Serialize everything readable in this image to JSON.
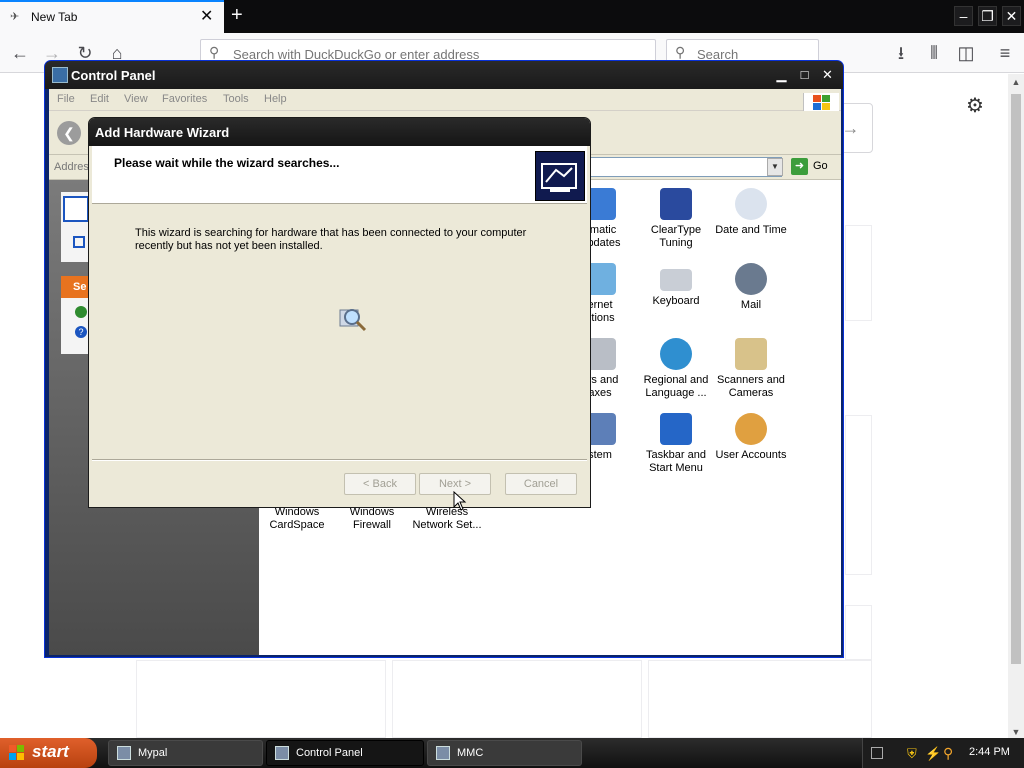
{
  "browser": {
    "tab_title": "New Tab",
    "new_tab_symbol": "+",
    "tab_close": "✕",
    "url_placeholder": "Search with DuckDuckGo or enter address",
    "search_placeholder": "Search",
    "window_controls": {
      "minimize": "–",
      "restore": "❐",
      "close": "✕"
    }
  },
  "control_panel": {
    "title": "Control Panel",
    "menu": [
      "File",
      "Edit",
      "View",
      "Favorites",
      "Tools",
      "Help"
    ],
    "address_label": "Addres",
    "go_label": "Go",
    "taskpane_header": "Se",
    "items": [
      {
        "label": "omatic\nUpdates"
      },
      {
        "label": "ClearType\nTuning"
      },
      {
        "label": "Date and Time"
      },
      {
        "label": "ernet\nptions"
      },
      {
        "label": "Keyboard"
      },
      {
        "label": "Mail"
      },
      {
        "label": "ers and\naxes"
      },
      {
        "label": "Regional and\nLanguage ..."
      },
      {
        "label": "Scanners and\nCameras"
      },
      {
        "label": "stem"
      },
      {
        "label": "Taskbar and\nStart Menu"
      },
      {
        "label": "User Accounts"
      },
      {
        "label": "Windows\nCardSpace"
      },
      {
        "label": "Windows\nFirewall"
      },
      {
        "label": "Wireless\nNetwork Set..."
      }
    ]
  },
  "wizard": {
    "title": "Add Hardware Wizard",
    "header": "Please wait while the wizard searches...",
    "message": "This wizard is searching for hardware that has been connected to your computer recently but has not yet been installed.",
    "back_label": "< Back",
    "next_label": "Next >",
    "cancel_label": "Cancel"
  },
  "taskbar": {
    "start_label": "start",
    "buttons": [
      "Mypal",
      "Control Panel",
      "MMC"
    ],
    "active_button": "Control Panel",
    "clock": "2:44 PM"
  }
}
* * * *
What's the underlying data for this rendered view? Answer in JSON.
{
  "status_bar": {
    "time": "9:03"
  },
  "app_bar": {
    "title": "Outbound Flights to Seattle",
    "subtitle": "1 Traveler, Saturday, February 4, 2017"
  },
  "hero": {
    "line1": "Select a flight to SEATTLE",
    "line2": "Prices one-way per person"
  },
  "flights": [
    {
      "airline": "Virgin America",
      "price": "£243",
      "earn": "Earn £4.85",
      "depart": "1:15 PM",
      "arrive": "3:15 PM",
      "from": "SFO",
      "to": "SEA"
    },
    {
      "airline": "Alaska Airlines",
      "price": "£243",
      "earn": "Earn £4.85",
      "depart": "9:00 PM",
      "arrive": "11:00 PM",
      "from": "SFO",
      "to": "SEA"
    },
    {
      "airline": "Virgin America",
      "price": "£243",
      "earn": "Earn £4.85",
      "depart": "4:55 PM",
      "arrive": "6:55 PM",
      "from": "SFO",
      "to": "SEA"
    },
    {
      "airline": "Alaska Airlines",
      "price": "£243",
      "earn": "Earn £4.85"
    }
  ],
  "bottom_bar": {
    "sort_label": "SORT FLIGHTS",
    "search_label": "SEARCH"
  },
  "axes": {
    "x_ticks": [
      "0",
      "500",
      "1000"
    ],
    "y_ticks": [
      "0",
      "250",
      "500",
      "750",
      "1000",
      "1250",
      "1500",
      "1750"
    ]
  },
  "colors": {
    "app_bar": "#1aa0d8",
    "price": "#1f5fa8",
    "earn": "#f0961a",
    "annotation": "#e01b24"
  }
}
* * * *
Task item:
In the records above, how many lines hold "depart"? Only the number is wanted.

Final answer:
3